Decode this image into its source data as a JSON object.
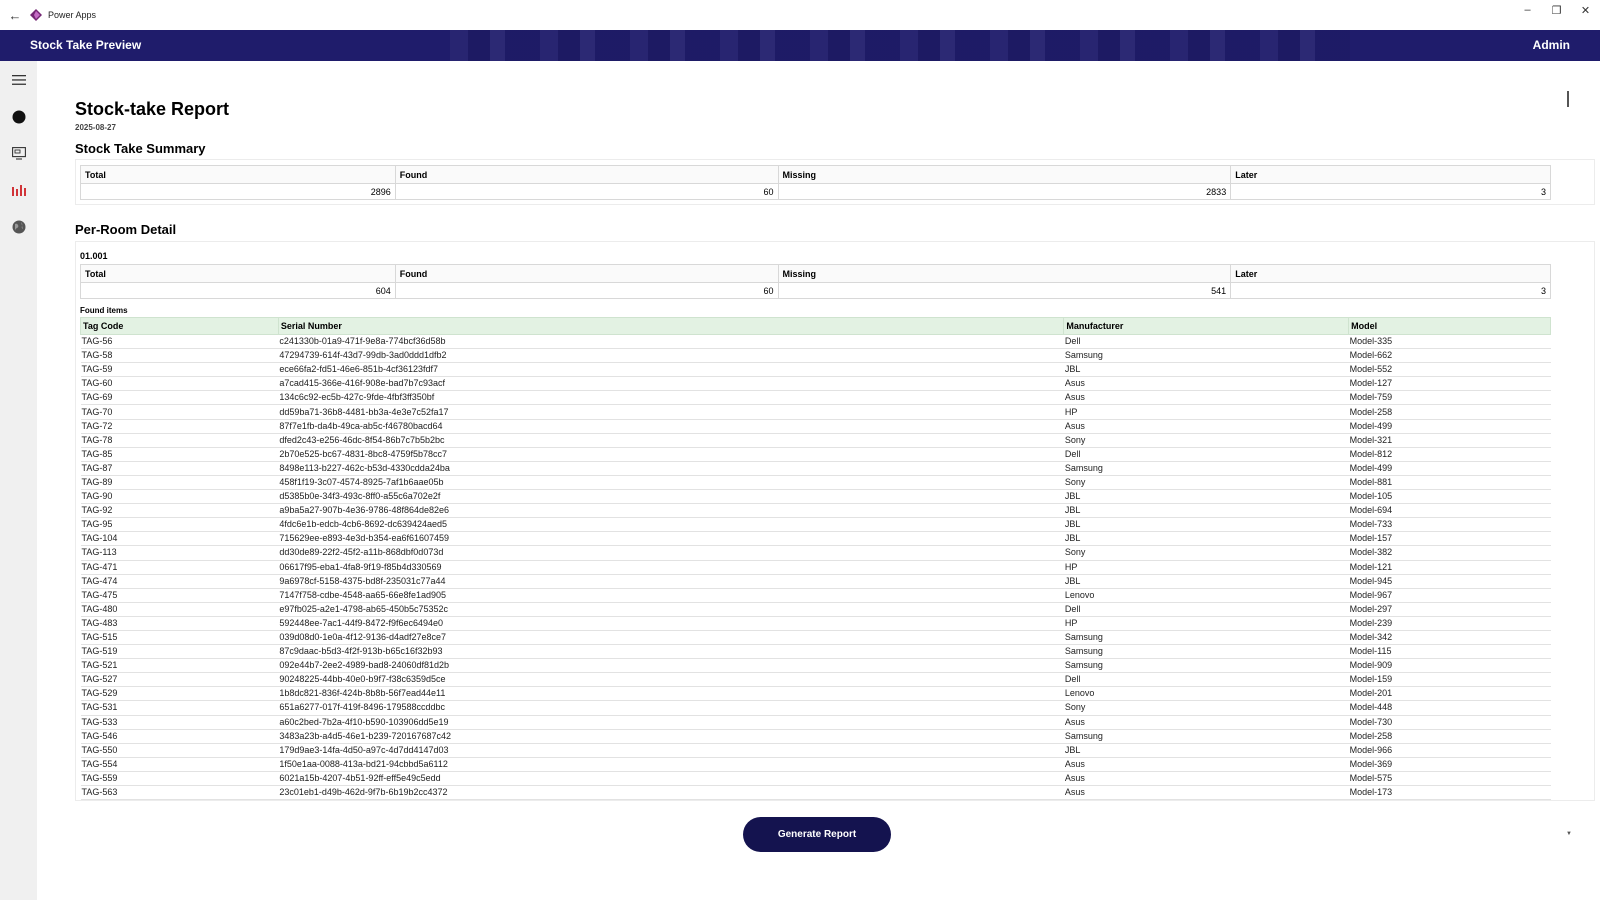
{
  "window": {
    "app_name": "Power Apps",
    "controls": [
      "minimize",
      "restore",
      "close"
    ]
  },
  "header": {
    "title": "Stock Take Preview",
    "user": "Admin",
    "bg_color": "#1f1c6b"
  },
  "sidebar": {
    "icons": [
      "menu-icon",
      "circle-icon",
      "monitor-icon",
      "bar-chart-icon",
      "globe-icon"
    ],
    "active_color": "#d13438"
  },
  "report": {
    "title": "Stock-take Report",
    "date": "2025-08-27",
    "summary_title": "Stock Take Summary",
    "summary": {
      "headers": [
        "Total",
        "Found",
        "Missing",
        "Later"
      ],
      "values": [
        "2896",
        "60",
        "2833",
        "3"
      ]
    },
    "per_room_title": "Per-Room Detail",
    "room": {
      "name": "01.001",
      "headers": [
        "Total",
        "Found",
        "Missing",
        "Later"
      ],
      "values": [
        "604",
        "60",
        "541",
        "3"
      ],
      "found_items_label": "Found items",
      "item_headers": [
        "Tag Code",
        "Serial Number",
        "Manufacturer",
        "Model"
      ],
      "items": [
        [
          "TAG-56",
          "c241330b-01a9-471f-9e8a-774bcf36d58b",
          "Dell",
          "Model-335"
        ],
        [
          "TAG-58",
          "47294739-614f-43d7-99db-3ad0ddd1dfb2",
          "Samsung",
          "Model-662"
        ],
        [
          "TAG-59",
          "ece66fa2-fd51-46e6-851b-4cf36123fdf7",
          "JBL",
          "Model-552"
        ],
        [
          "TAG-60",
          "a7cad415-366e-416f-908e-bad7b7c93acf",
          "Asus",
          "Model-127"
        ],
        [
          "TAG-69",
          "134c6c92-ec5b-427c-9fde-4fbf3ff350bf",
          "Asus",
          "Model-759"
        ],
        [
          "TAG-70",
          "dd59ba71-36b8-4481-bb3a-4e3e7c52fa17",
          "HP",
          "Model-258"
        ],
        [
          "TAG-72",
          "87f7e1fb-da4b-49ca-ab5c-f46780bacd64",
          "Asus",
          "Model-499"
        ],
        [
          "TAG-78",
          "dfed2c43-e256-46dc-8f54-86b7c7b5b2bc",
          "Sony",
          "Model-321"
        ],
        [
          "TAG-85",
          "2b70e525-bc67-4831-8bc8-4759f5b78cc7",
          "Dell",
          "Model-812"
        ],
        [
          "TAG-87",
          "8498e113-b227-462c-b53d-4330cdda24ba",
          "Samsung",
          "Model-499"
        ],
        [
          "TAG-89",
          "458f1f19-3c07-4574-8925-7af1b6aae05b",
          "Sony",
          "Model-881"
        ],
        [
          "TAG-90",
          "d5385b0e-34f3-493c-8ff0-a55c6a702e2f",
          "JBL",
          "Model-105"
        ],
        [
          "TAG-92",
          "a9ba5a27-907b-4e36-9786-48f864de82e6",
          "JBL",
          "Model-694"
        ],
        [
          "TAG-95",
          "4fdc6e1b-edcb-4cb6-8692-dc639424aed5",
          "JBL",
          "Model-733"
        ],
        [
          "TAG-104",
          "715629ee-e893-4e3d-b354-ea6f61607459",
          "JBL",
          "Model-157"
        ],
        [
          "TAG-113",
          "dd30de89-22f2-45f2-a11b-868dbf0d073d",
          "Sony",
          "Model-382"
        ],
        [
          "TAG-471",
          "06617f95-eba1-4fa8-9f19-f85b4d330569",
          "HP",
          "Model-121"
        ],
        [
          "TAG-474",
          "9a6978cf-5158-4375-bd8f-235031c77a44",
          "JBL",
          "Model-945"
        ],
        [
          "TAG-475",
          "7147f758-cdbe-4548-aa65-66e8fe1ad905",
          "Lenovo",
          "Model-967"
        ],
        [
          "TAG-480",
          "e97fb025-a2e1-4798-ab65-450b5c75352c",
          "Dell",
          "Model-297"
        ],
        [
          "TAG-483",
          "592448ee-7ac1-44f9-8472-f9f6ec6494e0",
          "HP",
          "Model-239"
        ],
        [
          "TAG-515",
          "039d08d0-1e0a-4f12-9136-d4adf27e8ce7",
          "Samsung",
          "Model-342"
        ],
        [
          "TAG-519",
          "87c9daac-b5d3-4f2f-913b-b65c16f32b93",
          "Samsung",
          "Model-115"
        ],
        [
          "TAG-521",
          "092e44b7-2ee2-4989-bad8-24060df81d2b",
          "Samsung",
          "Model-909"
        ],
        [
          "TAG-527",
          "90248225-44bb-40e0-b9f7-f38c6359d5ce",
          "Dell",
          "Model-159"
        ],
        [
          "TAG-529",
          "1b8dc821-836f-424b-8b8b-56f7ead44e11",
          "Lenovo",
          "Model-201"
        ],
        [
          "TAG-531",
          "651a6277-017f-419f-8496-179588ccddbc",
          "Sony",
          "Model-448"
        ],
        [
          "TAG-533",
          "a60c2bed-7b2a-4f10-b590-103906dd5e19",
          "Asus",
          "Model-730"
        ],
        [
          "TAG-546",
          "3483a23b-a4d5-46e1-b239-720167687c42",
          "Samsung",
          "Model-258"
        ],
        [
          "TAG-550",
          "179d9ae3-14fa-4d50-a97c-4d7dd4147d03",
          "JBL",
          "Model-966"
        ],
        [
          "TAG-554",
          "1f50e1aa-0088-413a-bd21-94cbbd5a6112",
          "Asus",
          "Model-369"
        ],
        [
          "TAG-559",
          "6021a15b-4207-4b51-92ff-eff5e49c5edd",
          "Asus",
          "Model-575"
        ],
        [
          "TAG-563",
          "23c01eb1-d49b-462d-9f7b-6b19b2cc4372",
          "Asus",
          "Model-173"
        ]
      ]
    }
  },
  "actions": {
    "generate_label": "Generate Report",
    "button_color": "#14134f"
  }
}
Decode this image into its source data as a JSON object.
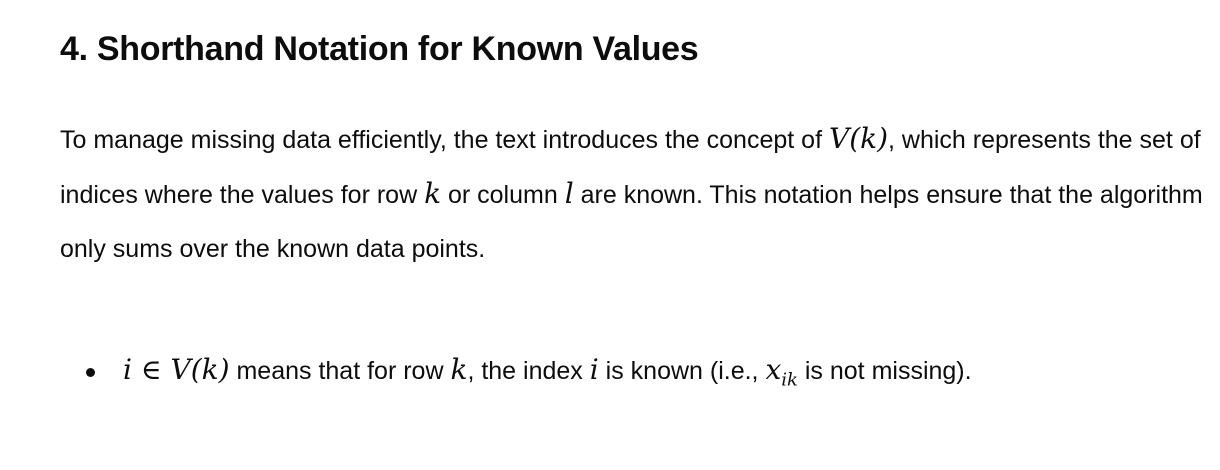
{
  "heading": "4. Shorthand Notation for Known Values",
  "para": {
    "t1": "To manage missing data efficiently, the text introduces the concept of ",
    "m1": "V(k)",
    "t2": ", which represents the set of indices where the values for row ",
    "m2": "k",
    "t3": " or column ",
    "m3": "l",
    "t4": " are known. This notation helps ensure that the algorithm only sums over the known data points."
  },
  "bullets": [
    {
      "m1": "i ∈ V(k)",
      "t1": " means that for row ",
      "m2": "k",
      "t2": ", the index ",
      "m3": "i",
      "t3": " is known (i.e., ",
      "m4": "x",
      "m4sub": "ik",
      "t4": " is not missing)."
    }
  ]
}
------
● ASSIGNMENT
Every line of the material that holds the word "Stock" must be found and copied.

● TASK SOLUTION
    "title": "Stock Take Preview",
    "title": "Stock-take Report",
    "summary_title": "Stock Take Summary",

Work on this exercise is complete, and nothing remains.